Information given:
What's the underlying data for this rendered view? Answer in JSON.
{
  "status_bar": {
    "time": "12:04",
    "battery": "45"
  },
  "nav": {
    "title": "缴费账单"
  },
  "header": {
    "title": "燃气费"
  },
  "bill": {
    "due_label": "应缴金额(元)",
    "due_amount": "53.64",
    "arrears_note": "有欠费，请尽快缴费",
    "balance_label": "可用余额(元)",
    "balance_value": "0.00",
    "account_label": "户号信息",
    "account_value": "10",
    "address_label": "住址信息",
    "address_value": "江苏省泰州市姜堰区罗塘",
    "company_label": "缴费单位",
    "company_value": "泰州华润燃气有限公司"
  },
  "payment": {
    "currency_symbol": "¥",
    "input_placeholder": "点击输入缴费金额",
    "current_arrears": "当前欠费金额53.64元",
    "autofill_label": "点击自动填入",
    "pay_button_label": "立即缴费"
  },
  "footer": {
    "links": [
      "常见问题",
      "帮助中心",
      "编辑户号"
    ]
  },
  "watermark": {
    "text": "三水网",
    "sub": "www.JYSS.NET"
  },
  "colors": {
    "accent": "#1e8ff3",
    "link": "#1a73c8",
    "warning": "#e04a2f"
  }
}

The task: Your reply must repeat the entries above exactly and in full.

Answer to this exercise:
What's the underlying data for this rendered view? Answer in JSON.
{
  "status_bar": {
    "time": "12:04",
    "battery": "45"
  },
  "nav": {
    "title": "缴费账单"
  },
  "header": {
    "title": "燃气费"
  },
  "bill": {
    "due_label": "应缴金额(元)",
    "due_amount": "53.64",
    "arrears_note": "有欠费，请尽快缴费",
    "balance_label": "可用余额(元)",
    "balance_value": "0.00",
    "account_label": "户号信息",
    "account_value": "10",
    "address_label": "住址信息",
    "address_value": "江苏省泰州市姜堰区罗塘",
    "company_label": "缴费单位",
    "company_value": "泰州华润燃气有限公司"
  },
  "payment": {
    "currency_symbol": "¥",
    "input_placeholder": "点击输入缴费金额",
    "current_arrears": "当前欠费金额53.64元",
    "autofill_label": "点击自动填入",
    "pay_button_label": "立即缴费"
  },
  "footer": {
    "links": [
      "常见问题",
      "帮助中心",
      "编辑户号"
    ]
  },
  "watermark": {
    "text": "三水网",
    "sub": "www.JYSS.NET"
  },
  "colors": {
    "accent": "#1e8ff3",
    "link": "#1a73c8",
    "warning": "#e04a2f"
  }
}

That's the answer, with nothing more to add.